The MPW Insiders Network is an online community where the biggest names in business and beyond answer timely career and leadership questions. Today’s answer for: “How do you manage a heavy workload?” is written by Evin Shutt, chief operating officer and partner at 72andSunny.
Managing life with a heavy workload, and more importantly, avoiding high levels of stress, guilt, or feelings of inadequacy while doing so, came for me once I stopped trying to chase after a “work-life balance.” Unless you’re in a career or lifestyle where you don’t interact with other humans or you’ve reached a master level of zen, then there will always be moments where you feel out of balance.
So the trick becomes making sure the pendulum keeps swinging while finding an equation that works for you. Here’s what I’ve learned and am continuing to learn:
Schedule. Schedule. Schedule.

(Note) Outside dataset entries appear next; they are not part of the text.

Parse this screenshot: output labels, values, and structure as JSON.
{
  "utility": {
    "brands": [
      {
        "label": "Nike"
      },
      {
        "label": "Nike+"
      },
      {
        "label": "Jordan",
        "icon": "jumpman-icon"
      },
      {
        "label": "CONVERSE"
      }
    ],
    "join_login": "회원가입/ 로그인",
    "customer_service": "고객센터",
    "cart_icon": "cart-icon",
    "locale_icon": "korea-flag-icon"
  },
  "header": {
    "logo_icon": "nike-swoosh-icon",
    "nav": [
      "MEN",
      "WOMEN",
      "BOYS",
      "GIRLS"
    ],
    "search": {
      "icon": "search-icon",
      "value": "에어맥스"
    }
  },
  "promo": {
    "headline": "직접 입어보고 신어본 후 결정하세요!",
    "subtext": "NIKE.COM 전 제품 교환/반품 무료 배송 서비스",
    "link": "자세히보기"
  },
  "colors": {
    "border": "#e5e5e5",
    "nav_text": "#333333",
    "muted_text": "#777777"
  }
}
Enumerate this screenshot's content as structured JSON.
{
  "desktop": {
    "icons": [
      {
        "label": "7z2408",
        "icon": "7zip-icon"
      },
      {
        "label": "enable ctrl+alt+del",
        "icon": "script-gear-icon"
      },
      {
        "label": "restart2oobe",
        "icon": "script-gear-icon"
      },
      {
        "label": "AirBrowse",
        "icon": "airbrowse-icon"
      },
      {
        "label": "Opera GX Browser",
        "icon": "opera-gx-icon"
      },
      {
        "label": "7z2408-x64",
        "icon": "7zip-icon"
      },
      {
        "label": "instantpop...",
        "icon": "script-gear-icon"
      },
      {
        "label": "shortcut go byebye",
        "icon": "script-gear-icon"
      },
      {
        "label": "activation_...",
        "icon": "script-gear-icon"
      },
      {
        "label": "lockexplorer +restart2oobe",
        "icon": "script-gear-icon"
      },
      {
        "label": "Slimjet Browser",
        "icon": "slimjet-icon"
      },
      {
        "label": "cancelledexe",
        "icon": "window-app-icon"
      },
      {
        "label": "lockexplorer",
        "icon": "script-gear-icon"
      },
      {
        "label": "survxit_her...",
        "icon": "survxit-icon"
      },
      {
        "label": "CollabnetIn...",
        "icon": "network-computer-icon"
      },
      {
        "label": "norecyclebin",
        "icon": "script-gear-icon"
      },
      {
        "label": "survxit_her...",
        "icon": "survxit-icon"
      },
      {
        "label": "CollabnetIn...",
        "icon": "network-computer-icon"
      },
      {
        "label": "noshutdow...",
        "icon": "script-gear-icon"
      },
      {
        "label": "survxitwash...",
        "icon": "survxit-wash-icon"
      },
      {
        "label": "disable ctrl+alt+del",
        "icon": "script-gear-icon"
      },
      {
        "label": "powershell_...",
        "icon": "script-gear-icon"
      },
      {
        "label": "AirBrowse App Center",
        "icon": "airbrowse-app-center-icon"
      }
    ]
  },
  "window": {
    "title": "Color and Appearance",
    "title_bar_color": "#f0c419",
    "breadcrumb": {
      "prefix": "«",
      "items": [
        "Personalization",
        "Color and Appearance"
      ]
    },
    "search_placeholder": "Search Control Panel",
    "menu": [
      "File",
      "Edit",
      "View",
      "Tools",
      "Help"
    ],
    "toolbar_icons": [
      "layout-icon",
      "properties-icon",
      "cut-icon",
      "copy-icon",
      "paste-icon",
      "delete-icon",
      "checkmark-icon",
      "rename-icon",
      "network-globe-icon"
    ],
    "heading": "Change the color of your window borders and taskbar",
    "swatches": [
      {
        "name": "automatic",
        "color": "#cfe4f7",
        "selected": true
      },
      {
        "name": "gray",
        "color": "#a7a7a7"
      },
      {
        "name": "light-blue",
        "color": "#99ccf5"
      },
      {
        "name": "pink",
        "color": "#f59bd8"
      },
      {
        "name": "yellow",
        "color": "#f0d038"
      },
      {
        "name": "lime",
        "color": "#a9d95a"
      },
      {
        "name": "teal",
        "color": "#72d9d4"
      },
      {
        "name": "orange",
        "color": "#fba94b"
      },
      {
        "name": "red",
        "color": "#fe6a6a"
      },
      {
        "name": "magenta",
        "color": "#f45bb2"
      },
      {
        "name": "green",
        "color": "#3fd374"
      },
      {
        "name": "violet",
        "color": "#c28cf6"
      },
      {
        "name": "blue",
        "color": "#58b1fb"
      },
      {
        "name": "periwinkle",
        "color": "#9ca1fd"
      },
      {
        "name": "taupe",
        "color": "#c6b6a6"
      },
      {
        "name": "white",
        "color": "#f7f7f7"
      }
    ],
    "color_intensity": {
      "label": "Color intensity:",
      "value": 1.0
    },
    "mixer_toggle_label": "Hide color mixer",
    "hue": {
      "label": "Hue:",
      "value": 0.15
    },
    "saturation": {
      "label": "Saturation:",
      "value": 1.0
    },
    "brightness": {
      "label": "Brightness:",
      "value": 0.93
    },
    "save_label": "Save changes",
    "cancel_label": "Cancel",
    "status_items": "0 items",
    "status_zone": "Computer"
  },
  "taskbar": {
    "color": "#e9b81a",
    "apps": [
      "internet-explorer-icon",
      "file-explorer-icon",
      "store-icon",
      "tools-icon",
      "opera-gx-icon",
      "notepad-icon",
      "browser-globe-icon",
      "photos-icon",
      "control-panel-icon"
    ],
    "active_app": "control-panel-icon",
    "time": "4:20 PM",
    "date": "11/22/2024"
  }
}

Looking ahead and managing my schedule vs. letting it fill up is a game changer. This isn’t a new approach, but it’s hopefully a good reminder. Inside the office, I prioritize my time into chunks to be more effective. Instead of trying to do everything at once, I schedule time to dive into work that requires serious thinking (and I know I’m best at this in the morning), and then schedule time to respond to “easy” emails (usually later in the afternoon). This approach helps me create structure from the chaos of the day.

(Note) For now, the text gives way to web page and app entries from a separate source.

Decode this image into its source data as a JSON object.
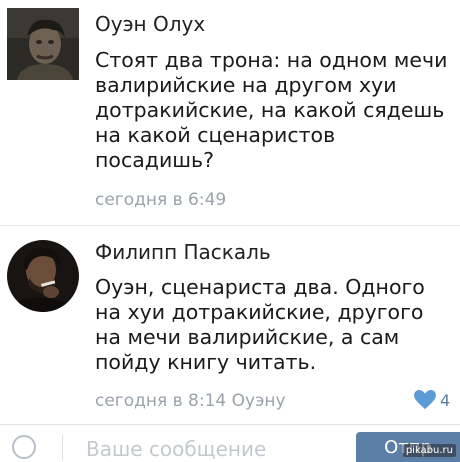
{
  "comments": [
    {
      "author": "Оуэн Олух",
      "lines": [
        "Стоят два трона: на одном мечи",
        "валирийские на другом хуи",
        "дотракийские, на какой сядешь",
        "на какой сценаристов",
        "посадишь?"
      ],
      "time": "сегодня в 6:49"
    },
    {
      "author": "Филипп Паскаль",
      "lines": [
        "Оуэн, сценариста два. Одного",
        "на хуи дотракийские, другого",
        "на мечи валирийские, а сам",
        "пойду книгу читать."
      ],
      "time": "сегодня в 8:14 Оуэну",
      "likes": "4"
    }
  ],
  "composer": {
    "placeholder": "Ваше сообщение",
    "send_label": "Отпр"
  },
  "watermark": "pikabu.ru",
  "colors": {
    "accent": "#5b7fa6",
    "like": "#5d9bd6",
    "meta": "#9aa2ab"
  }
}
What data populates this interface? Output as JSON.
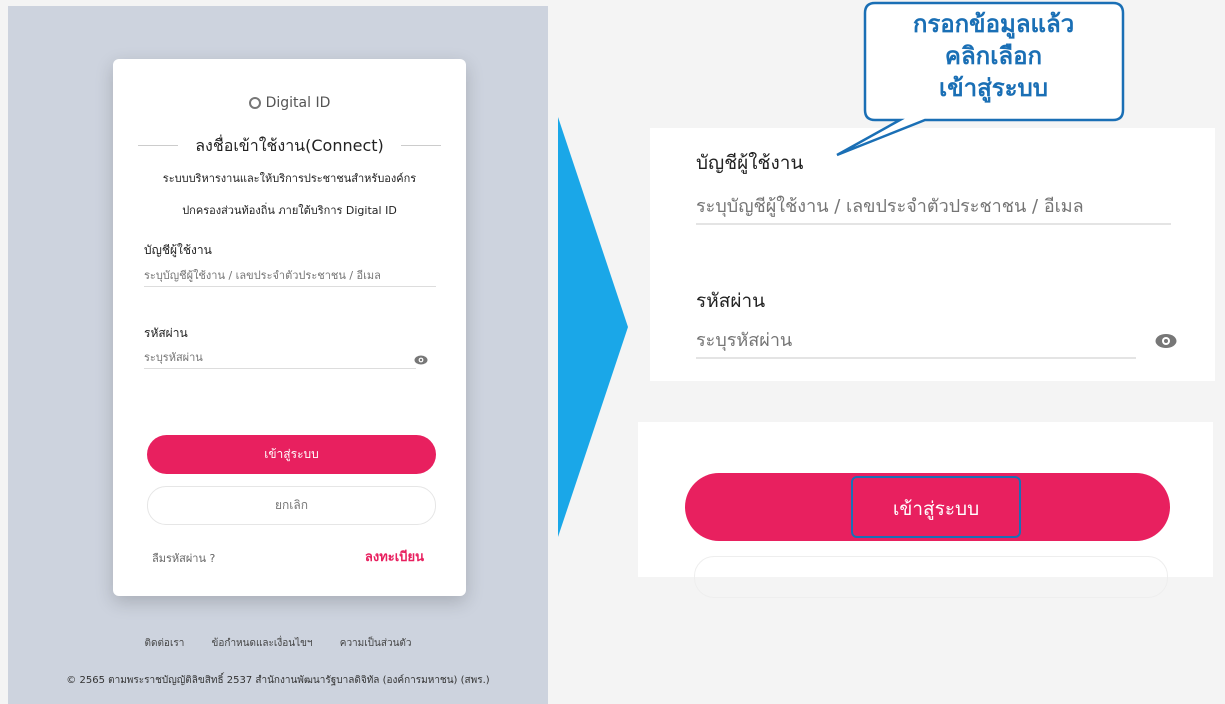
{
  "login": {
    "logo_text": "Digital ID",
    "title": "ลงชื่อเข้าใช้งาน(Connect)",
    "subtitle_line1": "ระบบบริหารงานและให้บริการประชาชนสำหรับองค์กร",
    "subtitle_line2": "ปกครองส่วนท้องถิ่น ภายใต้บริการ Digital ID",
    "username_label": "บัญชีผู้ใช้งาน",
    "username_placeholder": "ระบุบัญชีผู้ใช้งาน / เลขประจำตัวประชาชน / อีเมล",
    "password_label": "รหัสผ่าน",
    "password_placeholder": "ระบุรหัสผ่าน",
    "login_button": "เข้าสู่ระบบ",
    "cancel_button": "ยกเลิก",
    "forgot_password": "ลืมรหัสผ่าน ?",
    "register": "ลงทะเบียน"
  },
  "footer": {
    "links": [
      "ติดต่อเรา",
      "ข้อกำหนดและเงื่อนไขฯ",
      "ความเป็นส่วนตัว"
    ],
    "copyright": "© 2565 ตามพระราชบัญญัติลิขสิทธิ์ 2537 สำนักงานพัฒนารัฐบาลดิจิทัล (องค์การมหาชน) (สพร.)"
  },
  "callout": {
    "line1": "กรอกข้อมูลแล้ว",
    "line2": "คลิกเลือก",
    "line3": "เข้าสู่ระบบ"
  },
  "zoom": {
    "username_label": "บัญชีผู้ใช้งาน",
    "username_placeholder": "ระบุบัญชีผู้ใช้งาน / เลขประจำตัวประชาชน / อีเมล",
    "password_label": "รหัสผ่าน",
    "password_placeholder": "ระบุรหัสผ่าน",
    "login_button": "เข้าสู่ระบบ"
  },
  "colors": {
    "primary": "#e8205f",
    "callout": "#1a6fb5",
    "arrow": "#1aa7e8",
    "background": "#cdd3de"
  }
}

And when it comes to my life outside of the office, I like to counter an intense workweek by prioritizing time for a date night with my husband and walking my kids to school. I also look for ways to cheat—date night with my husband can buy me time to take a later meeting before our dinner reservation. When I take ownership of my schedule, it’s empowering—I find I’m way more effective at work, I feel like a way better mom, and I have way more built-in time to recharge my batteries.

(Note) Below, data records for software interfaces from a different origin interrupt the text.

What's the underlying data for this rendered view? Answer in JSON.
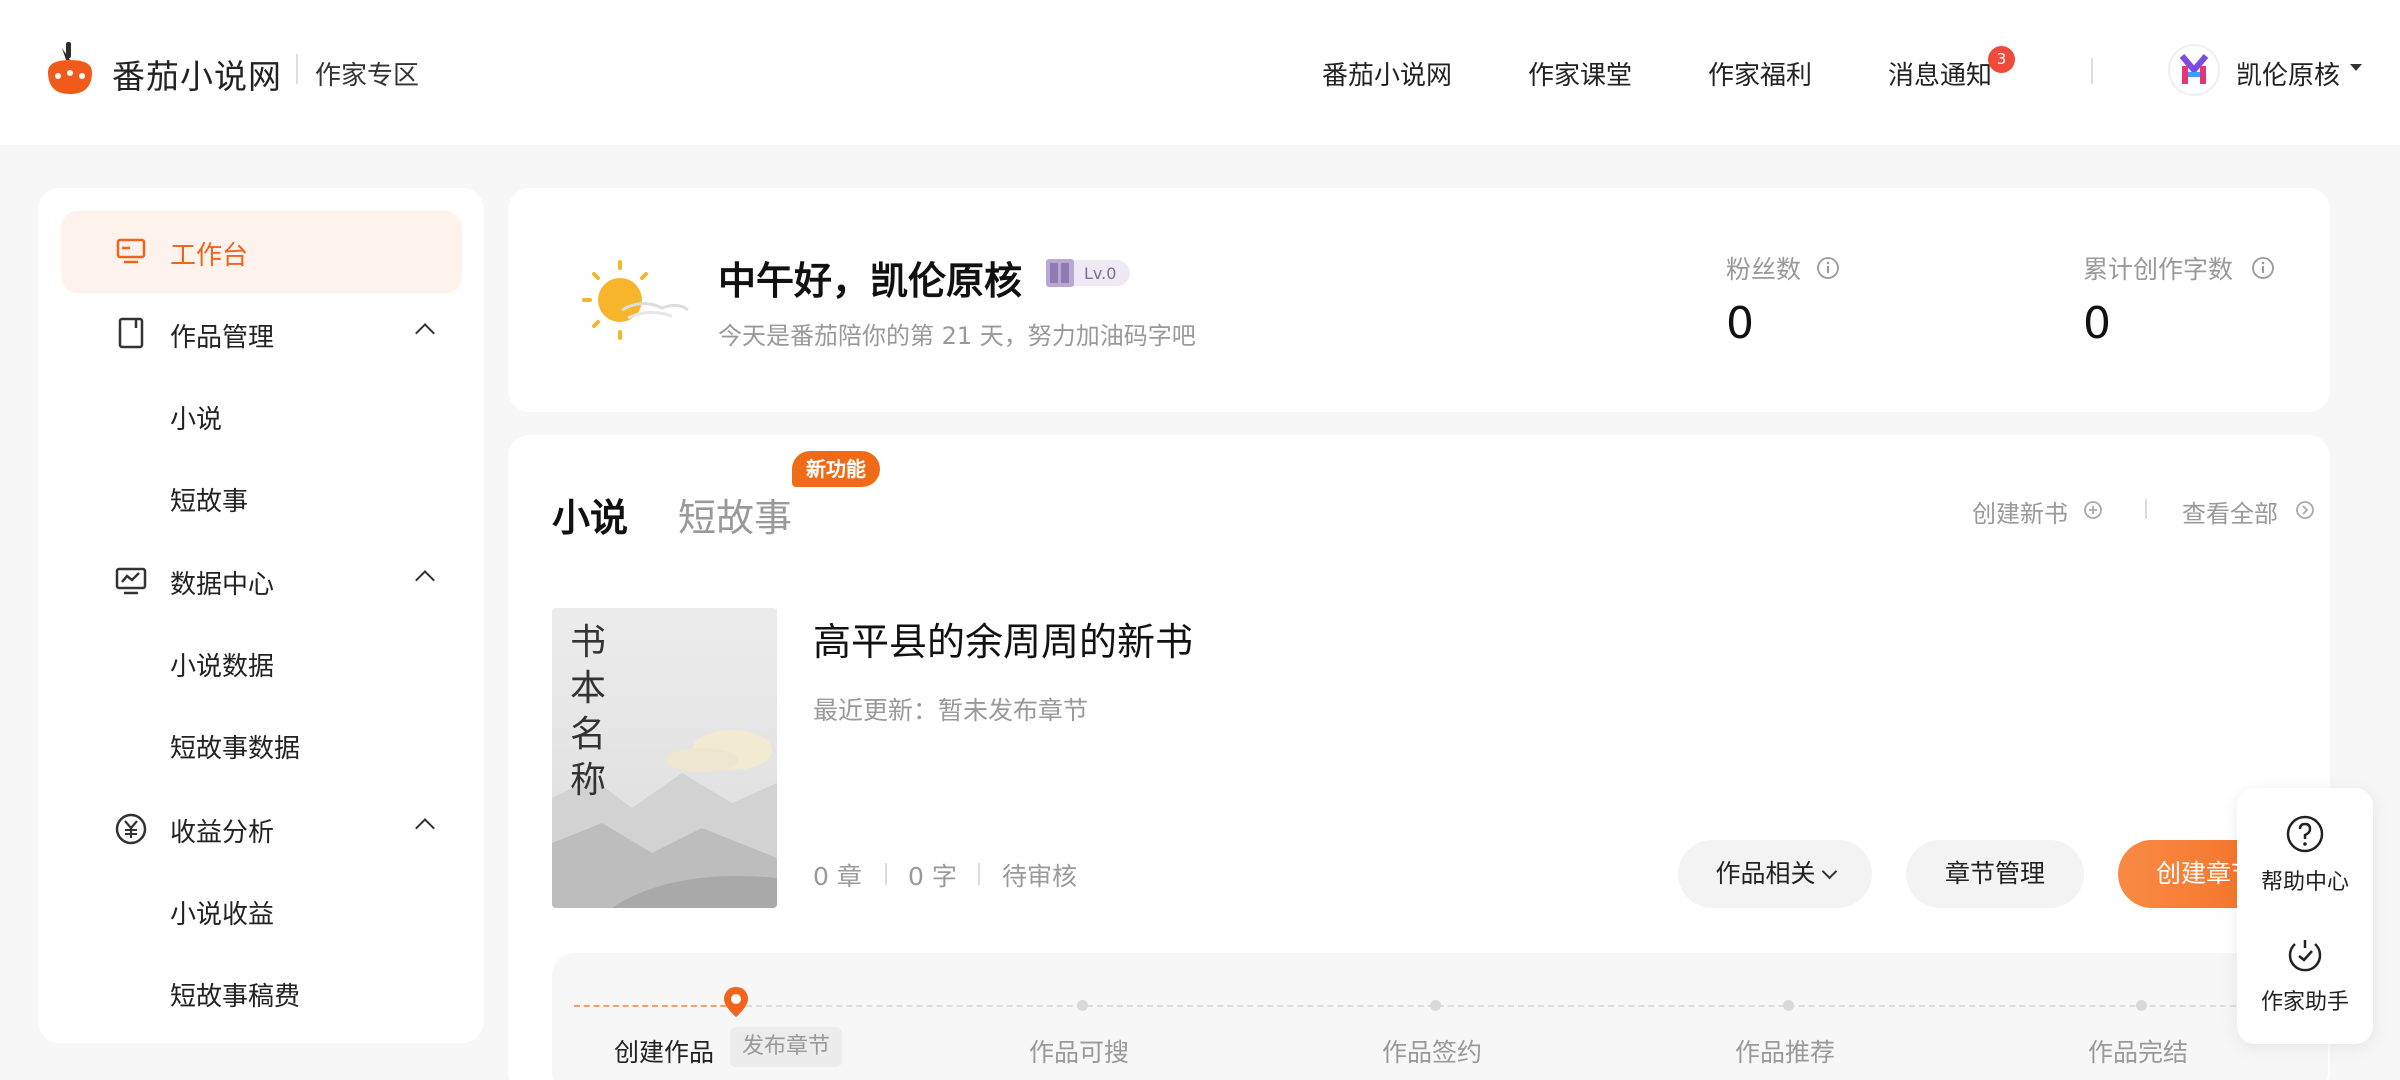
{
  "header": {
    "brand": "番茄小说网",
    "brand_sub": "作家专区",
    "nav": [
      "番茄小说网",
      "作家课堂",
      "作家福利",
      "消息通知"
    ],
    "notif_count": "3",
    "username": "凯伦原核"
  },
  "sidebar": {
    "workbench": "工作台",
    "works_manage": "作品管理",
    "novel": "小说",
    "short_story": "短故事",
    "data_center": "数据中心",
    "novel_data": "小说数据",
    "short_story_data": "短故事数据",
    "revenue": "收益分析",
    "novel_revenue": "小说收益",
    "short_story_fee": "短故事稿费"
  },
  "greeting": {
    "title": "中午好，凯伦原核",
    "level": "Lv.0",
    "subtitle": "今天是番茄陪你的第 21 天，努力加油码字吧",
    "fans_label": "粉丝数",
    "fans_value": "0",
    "words_label": "累计创作字数",
    "words_value": "0"
  },
  "works": {
    "tab_novel": "小说",
    "tab_short": "短故事",
    "new_badge": "新功能",
    "create_book": "创建新书",
    "view_all": "查看全部",
    "cover_text": "书本名称",
    "book_title": "高平县的余周周的新书",
    "last_update": "最近更新：暂未发布章节",
    "chapters": "0 章",
    "words": "0 字",
    "status": "待审核",
    "btn_related": "作品相关",
    "btn_chapter_manage": "章节管理",
    "btn_create_chapter": "创建章节"
  },
  "steps": {
    "items": [
      "创建作品",
      "作品可搜",
      "作品签约",
      "作品推荐",
      "作品完结"
    ],
    "current_tag": "发布章节"
  },
  "float": {
    "help": "帮助中心",
    "assistant": "作家助手"
  },
  "colors": {
    "accent": "#f0641e",
    "badge_red": "#f04a3a",
    "page_bg": "#f7f7f7"
  }
}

Keep ‘em separate
We’re all juggling different roles inside and outside of the office, and each comes with its own responsibilities and expectations. To avoid getting overwhelmed, I’ve identified the biggest stress triggers in each area and then work to avoid or counteract them. For example, I learned early on that taking a work call at home is a huge stress trigger for me. Inevitably, my kids are crying or needing something and I can’t attend to them when I’m on the phone. If I have an early or late call, I make sure I’m out of the house before it starts, or I just stay late at work. I can’t always avoid the collision, but I try to keep them separate as much as possible so I can be my best me in each scenario.
See also: 8 Ways to Manage a Crazy Workload
Acknowledge that you’re human
As a leader, I think it’s incredibly important to offer insight into our lives and how we navigate the work-life equation so we can create an open and supportive culture within our company. I try to be open about dialing in for a meeting because I’m attending a school performance or a dentist appointment. It lets my employees know that they can, too.
Too many companies have created a culture of looking down on people for missing a meeting for personal health or sanity, or have created a hierarchy of what’s an important or valid excuse. I think the more transparent leaders are about prioritizing health and life, the more the rest of the company will respect and reflect this. We can’t expect other leaders, managers, and people to support each other in these areas if the leaders of the company don’t model it.
What worked this week might not work next week. And that’s okay. The second I realized that what worked three nights in a row to put my newborn twins to sleep wouldn’t work the fourth night and that would continue throughout their lives, I was a much better parent and leader at my company. I realize that what works for my life-work schedule one day won’t always work the next day. Admitting, and embracing this, helps me to keep coming up with new solutions and approaches. The work-life equation can get out of whack if you only allow yourself to see one solution, especially if it’s the same go-to “solution.”
Know that it takes a village
As we have all heard before, great leaders surround themselves with people who are better at the things they can’t do themselves. They champion other people’s superpowers by allowing them to grow that talent. By leaning into this and frequently asking myself if I’m only doing stuff only I can do, I find I’m way more efficient and effective and providing growth opportunities to others. And, by the way, this works at home, too—embracing this approach can also help you prioritize what event, phone call, or story-time you can’t miss. Realizing I don’t have to be superwoman all the time and relying on a village doesn’t make me weaker. It makes me—and my team (at work and home)—stronger.
Keeping in mind that I’m aiming for well-balanced pendulum swings—not a tightrope—changed my approach to managing my life, both at home and at work. I don’t always get it perfect, but knowing and looking for ways to proactively swing it the opposite way makes my life feel much more balanced.